[Items from an interface collection]
======

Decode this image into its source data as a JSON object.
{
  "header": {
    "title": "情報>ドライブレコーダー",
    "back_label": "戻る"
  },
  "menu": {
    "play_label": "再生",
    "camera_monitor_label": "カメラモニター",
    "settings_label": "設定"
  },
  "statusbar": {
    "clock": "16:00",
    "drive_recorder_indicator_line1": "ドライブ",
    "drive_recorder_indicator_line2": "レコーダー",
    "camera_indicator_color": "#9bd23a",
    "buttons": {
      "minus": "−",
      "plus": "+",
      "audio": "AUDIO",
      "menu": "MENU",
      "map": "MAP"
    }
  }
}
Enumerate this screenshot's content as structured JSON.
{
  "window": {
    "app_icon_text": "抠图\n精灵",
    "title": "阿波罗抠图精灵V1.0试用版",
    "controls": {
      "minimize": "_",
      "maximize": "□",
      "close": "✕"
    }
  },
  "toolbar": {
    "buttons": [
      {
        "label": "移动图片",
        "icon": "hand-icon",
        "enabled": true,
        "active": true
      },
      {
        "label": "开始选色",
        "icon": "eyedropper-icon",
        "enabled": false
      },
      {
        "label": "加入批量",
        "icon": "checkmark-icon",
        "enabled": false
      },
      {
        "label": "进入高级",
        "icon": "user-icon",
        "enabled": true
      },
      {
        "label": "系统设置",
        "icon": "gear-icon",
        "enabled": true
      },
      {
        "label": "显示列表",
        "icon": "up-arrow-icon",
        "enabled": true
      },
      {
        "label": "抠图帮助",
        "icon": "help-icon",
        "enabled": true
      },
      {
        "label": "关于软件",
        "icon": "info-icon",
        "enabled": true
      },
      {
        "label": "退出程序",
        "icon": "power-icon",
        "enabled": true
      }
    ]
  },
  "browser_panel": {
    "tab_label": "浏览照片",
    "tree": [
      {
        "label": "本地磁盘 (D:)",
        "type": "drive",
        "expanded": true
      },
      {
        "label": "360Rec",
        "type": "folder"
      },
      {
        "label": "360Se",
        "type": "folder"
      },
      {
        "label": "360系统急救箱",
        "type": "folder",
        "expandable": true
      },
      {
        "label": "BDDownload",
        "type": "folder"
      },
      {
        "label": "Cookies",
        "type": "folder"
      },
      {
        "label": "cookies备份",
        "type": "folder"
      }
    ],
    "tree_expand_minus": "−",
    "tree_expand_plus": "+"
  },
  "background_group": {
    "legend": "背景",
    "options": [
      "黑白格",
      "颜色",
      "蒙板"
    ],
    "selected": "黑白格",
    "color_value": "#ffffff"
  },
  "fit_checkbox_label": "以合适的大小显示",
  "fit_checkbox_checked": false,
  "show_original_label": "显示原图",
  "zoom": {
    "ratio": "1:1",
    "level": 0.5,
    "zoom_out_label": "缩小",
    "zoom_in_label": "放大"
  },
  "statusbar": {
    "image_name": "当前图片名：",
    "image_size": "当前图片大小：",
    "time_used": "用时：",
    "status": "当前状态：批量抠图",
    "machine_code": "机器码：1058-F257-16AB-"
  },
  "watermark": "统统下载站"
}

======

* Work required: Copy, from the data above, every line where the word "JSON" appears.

* Written reply:
Decode this image into its source data as a JSON object.
Enumerate this screenshot's content as structured JSON.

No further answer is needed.